The *percent impedance* (%Z) is the percent of the rated load impedance possessed by a transformer. The percent impedance is important in that it allows us to:

- Calculate available fault currents (both individual and bank).
- Determine whether two transformers are suitable for paralleling.

In the last chapter, we learned how to determine the short-circuit voltage of a transformer. We now can use that voltage to determine the percent impedance:

**E _{rated}/E_{short circuit} = %Z**

**Video Alert!**

**Fault-Current Calculations**

To calculate the fault current available from a transformer if a *dead short* occurs across the secondary terminals, use the formula:

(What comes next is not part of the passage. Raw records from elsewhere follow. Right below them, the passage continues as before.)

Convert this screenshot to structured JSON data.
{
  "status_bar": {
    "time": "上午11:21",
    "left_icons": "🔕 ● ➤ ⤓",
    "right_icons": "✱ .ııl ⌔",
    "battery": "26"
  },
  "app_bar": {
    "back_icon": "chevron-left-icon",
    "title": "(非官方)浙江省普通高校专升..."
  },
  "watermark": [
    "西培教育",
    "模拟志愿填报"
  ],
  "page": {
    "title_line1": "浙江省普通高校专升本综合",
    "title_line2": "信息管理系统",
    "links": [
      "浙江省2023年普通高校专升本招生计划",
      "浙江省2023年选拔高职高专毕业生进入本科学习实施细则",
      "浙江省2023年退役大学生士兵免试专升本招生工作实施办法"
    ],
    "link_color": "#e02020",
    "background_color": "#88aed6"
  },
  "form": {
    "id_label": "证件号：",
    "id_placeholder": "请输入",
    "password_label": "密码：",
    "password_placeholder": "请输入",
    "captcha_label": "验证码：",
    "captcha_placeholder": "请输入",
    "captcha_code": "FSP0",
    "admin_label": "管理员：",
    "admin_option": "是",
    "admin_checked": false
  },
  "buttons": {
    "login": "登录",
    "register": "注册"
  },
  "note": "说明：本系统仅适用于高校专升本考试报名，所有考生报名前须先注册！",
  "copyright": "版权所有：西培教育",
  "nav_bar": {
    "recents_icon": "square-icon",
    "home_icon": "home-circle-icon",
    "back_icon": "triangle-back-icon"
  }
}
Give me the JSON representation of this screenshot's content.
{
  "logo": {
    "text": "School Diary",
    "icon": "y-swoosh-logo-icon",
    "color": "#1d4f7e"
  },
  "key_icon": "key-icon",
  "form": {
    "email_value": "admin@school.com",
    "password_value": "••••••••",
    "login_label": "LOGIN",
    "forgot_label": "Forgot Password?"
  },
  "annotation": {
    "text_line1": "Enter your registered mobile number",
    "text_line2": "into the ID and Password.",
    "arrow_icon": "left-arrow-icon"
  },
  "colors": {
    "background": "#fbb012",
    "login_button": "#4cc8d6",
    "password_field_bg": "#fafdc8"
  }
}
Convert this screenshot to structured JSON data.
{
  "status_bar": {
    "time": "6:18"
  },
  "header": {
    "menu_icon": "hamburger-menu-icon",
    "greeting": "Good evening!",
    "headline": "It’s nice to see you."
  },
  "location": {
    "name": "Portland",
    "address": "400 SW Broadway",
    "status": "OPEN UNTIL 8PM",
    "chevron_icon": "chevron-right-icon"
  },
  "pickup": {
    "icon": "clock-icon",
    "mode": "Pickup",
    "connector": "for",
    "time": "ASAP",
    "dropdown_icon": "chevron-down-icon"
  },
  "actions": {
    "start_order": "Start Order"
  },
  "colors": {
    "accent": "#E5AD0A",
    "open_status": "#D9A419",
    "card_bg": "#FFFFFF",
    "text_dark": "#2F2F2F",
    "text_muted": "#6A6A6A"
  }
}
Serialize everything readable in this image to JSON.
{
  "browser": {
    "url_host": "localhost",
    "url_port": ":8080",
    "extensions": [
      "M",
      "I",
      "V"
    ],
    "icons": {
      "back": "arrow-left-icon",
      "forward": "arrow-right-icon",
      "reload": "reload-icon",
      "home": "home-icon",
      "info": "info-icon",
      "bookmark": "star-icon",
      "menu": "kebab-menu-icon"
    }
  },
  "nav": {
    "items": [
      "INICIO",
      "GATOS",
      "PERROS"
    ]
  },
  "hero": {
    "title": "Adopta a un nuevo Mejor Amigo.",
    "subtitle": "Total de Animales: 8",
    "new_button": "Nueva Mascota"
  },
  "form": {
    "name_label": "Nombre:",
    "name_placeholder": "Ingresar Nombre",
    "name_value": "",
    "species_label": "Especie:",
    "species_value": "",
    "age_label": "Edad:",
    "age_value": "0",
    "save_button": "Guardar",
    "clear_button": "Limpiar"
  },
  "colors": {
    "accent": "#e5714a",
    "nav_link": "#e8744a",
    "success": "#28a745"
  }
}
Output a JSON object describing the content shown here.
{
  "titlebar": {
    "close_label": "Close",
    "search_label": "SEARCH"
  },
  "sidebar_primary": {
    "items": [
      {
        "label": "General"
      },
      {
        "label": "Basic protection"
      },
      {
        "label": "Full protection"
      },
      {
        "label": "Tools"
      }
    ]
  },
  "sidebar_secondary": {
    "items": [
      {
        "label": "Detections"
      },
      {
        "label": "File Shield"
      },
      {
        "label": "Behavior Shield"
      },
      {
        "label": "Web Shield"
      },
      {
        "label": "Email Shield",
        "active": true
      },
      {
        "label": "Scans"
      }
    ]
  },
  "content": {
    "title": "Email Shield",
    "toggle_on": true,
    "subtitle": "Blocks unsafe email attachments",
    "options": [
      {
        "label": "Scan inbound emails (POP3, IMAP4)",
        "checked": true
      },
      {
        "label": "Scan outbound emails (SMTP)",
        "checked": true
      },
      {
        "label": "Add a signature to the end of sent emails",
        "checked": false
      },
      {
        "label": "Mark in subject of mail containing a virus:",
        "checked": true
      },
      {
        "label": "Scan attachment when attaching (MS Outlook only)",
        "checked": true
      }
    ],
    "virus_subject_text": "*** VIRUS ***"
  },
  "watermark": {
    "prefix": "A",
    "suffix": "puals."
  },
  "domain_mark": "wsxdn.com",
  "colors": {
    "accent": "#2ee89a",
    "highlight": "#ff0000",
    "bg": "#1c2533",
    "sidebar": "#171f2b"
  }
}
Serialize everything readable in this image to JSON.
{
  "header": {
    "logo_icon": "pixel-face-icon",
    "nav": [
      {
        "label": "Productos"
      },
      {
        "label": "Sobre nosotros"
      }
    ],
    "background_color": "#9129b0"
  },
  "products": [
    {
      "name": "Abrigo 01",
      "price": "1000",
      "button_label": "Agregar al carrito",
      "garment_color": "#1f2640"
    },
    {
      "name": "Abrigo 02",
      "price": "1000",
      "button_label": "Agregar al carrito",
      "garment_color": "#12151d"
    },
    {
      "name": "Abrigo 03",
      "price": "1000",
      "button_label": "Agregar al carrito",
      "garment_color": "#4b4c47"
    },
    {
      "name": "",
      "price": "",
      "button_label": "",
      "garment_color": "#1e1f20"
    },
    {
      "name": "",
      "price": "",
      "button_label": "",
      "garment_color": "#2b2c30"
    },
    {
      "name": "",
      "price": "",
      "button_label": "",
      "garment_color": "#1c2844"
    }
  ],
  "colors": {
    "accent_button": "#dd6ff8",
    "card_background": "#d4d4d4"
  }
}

**I _{rated (Secondary)}/%Z = Fault current**

Remember to use the percentage as a decimal not the full number. For example, 2.5% is actually .025.

**Video Alert!**

How to calculate fault current using %Z:

**Example #1**

What is the available fault current of a step-down transformer rated at 50 kVA, 1200 V – 120 V and 2.75% percent impedance?

I(full load) =

I(full load) = 417 Amps

I(short circuit) =

I(short circuit) = 15,151 Amps

**Exampe #2**

A transformer is rated 20KVA, 4800 V – 240 V. With the secondary short-circuited, it takes 96 volts to reach the rated primary current (4.2 amps). Determine the %Z and the available fault current.

%Z =

**%Z = 2**

I(rated secondary) =

I(rated secondary) = 83 Amps

I(Short circuit) =

**I(Short circuit) = 4150 Amps**

# Attributions

How to determine the percent impedance of a transformer video by The Electric Academy is under a Creative Commons Attribution License.

How to calculate fault current using percent impedance video by The Electric Academy is under a Creative Commons Attribution License.